Website and app data records
-- Opening Marker --
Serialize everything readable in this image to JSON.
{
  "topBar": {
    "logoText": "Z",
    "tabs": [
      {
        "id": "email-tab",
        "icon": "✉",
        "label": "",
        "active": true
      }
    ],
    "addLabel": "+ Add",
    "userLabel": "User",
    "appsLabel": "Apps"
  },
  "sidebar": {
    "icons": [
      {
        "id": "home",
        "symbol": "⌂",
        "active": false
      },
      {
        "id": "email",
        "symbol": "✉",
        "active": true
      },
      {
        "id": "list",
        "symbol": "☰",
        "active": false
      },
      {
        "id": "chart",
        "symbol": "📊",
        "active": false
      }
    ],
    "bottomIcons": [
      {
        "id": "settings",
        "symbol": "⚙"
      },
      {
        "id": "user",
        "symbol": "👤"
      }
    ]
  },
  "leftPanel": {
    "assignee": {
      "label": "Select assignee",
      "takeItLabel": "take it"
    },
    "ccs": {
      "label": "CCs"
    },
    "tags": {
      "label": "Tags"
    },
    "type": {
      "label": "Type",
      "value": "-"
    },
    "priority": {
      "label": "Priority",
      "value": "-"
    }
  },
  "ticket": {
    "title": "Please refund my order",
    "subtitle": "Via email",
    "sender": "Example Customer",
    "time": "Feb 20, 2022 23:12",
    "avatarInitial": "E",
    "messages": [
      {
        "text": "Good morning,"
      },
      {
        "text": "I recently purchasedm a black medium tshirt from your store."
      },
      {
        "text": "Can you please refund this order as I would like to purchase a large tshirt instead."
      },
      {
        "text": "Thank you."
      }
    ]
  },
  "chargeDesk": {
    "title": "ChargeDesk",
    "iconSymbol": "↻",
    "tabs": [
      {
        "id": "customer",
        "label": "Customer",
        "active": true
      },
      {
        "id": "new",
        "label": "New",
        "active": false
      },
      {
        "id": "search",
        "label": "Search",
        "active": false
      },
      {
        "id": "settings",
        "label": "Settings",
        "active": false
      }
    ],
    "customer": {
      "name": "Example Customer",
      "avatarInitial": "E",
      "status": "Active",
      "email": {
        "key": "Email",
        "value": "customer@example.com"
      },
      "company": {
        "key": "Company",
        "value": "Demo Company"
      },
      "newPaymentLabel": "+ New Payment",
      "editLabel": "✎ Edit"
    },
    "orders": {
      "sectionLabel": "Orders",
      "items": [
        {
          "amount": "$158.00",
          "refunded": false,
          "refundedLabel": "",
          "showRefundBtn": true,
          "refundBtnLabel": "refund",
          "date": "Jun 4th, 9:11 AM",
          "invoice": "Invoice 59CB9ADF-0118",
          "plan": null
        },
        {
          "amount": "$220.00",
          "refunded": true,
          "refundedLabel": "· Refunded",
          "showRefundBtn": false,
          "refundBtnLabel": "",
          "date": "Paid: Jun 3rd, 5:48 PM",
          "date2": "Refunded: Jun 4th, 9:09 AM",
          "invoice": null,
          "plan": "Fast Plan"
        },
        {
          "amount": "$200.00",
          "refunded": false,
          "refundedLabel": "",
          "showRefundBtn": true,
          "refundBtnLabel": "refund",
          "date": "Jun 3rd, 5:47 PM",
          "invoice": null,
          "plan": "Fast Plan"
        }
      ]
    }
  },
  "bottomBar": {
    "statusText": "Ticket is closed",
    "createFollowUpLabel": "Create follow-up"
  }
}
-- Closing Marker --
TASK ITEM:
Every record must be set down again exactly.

TASK RESULT:
Serialize everything readable in this image to JSON.
{
  "topBar": {
    "logoText": "Z",
    "tabs": [
      {
        "id": "email-tab",
        "icon": "✉",
        "label": "",
        "active": true
      }
    ],
    "addLabel": "+ Add",
    "userLabel": "User",
    "appsLabel": "Apps"
  },
  "sidebar": {
    "icons": [
      {
        "id": "home",
        "symbol": "⌂",
        "active": false
      },
      {
        "id": "email",
        "symbol": "✉",
        "active": true
      },
      {
        "id": "list",
        "symbol": "☰",
        "active": false
      },
      {
        "id": "chart",
        "symbol": "📊",
        "active": false
      }
    ],
    "bottomIcons": [
      {
        "id": "settings",
        "symbol": "⚙"
      },
      {
        "id": "user",
        "symbol": "👤"
      }
    ]
  },
  "leftPanel": {
    "assignee": {
      "label": "Select assignee",
      "takeItLabel": "take it"
    },
    "ccs": {
      "label": "CCs"
    },
    "tags": {
      "label": "Tags"
    },
    "type": {
      "label": "Type",
      "value": "-"
    },
    "priority": {
      "label": "Priority",
      "value": "-"
    }
  },
  "ticket": {
    "title": "Please refund my order",
    "subtitle": "Via email",
    "sender": "Example Customer",
    "time": "Feb 20, 2022 23:12",
    "avatarInitial": "E",
    "messages": [
      {
        "text": "Good morning,"
      },
      {
        "text": "I recently purchasedm a black medium tshirt from your store."
      },
      {
        "text": "Can you please refund this order as I would like to purchase a large tshirt instead."
      },
      {
        "text": "Thank you."
      }
    ]
  },
  "chargeDesk": {
    "title": "ChargeDesk",
    "iconSymbol": "↻",
    "tabs": [
      {
        "id": "customer",
        "label": "Customer",
        "active": true
      },
      {
        "id": "new",
        "label": "New",
        "active": false
      },
      {
        "id": "search",
        "label": "Search",
        "active": false
      },
      {
        "id": "settings",
        "label": "Settings",
        "active": false
      }
    ],
    "customer": {
      "name": "Example Customer",
      "avatarInitial": "E",
      "status": "Active",
      "email": {
        "key": "Email",
        "value": "customer@example.com"
      },
      "company": {
        "key": "Company",
        "value": "Demo Company"
      },
      "newPaymentLabel": "+ New Payment",
      "editLabel": "✎ Edit"
    },
    "orders": {
      "sectionLabel": "Orders",
      "items": [
        {
          "amount": "$158.00",
          "refunded": false,
          "refundedLabel": "",
          "showRefundBtn": true,
          "refundBtnLabel": "refund",
          "date": "Jun 4th, 9:11 AM",
          "invoice": "Invoice 59CB9ADF-0118",
          "plan": null
        },
        {
          "amount": "$220.00",
          "refunded": true,
          "refundedLabel": "· Refunded",
          "showRefundBtn": false,
          "refundBtnLabel": "",
          "date": "Paid: Jun 3rd, 5:48 PM",
          "date2": "Refunded: Jun 4th, 9:09 AM",
          "invoice": null,
          "plan": "Fast Plan"
        },
        {
          "amount": "$200.00",
          "refunded": false,
          "refundedLabel": "",
          "showRefundBtn": true,
          "refundBtnLabel": "refund",
          "date": "Jun 3rd, 5:47 PM",
          "invoice": null,
          "plan": "Fast Plan"
        }
      ]
    }
  },
  "bottomBar": {
    "statusText": "Ticket is closed",
    "createFollowUpLabel": "Create follow-up"
  }
}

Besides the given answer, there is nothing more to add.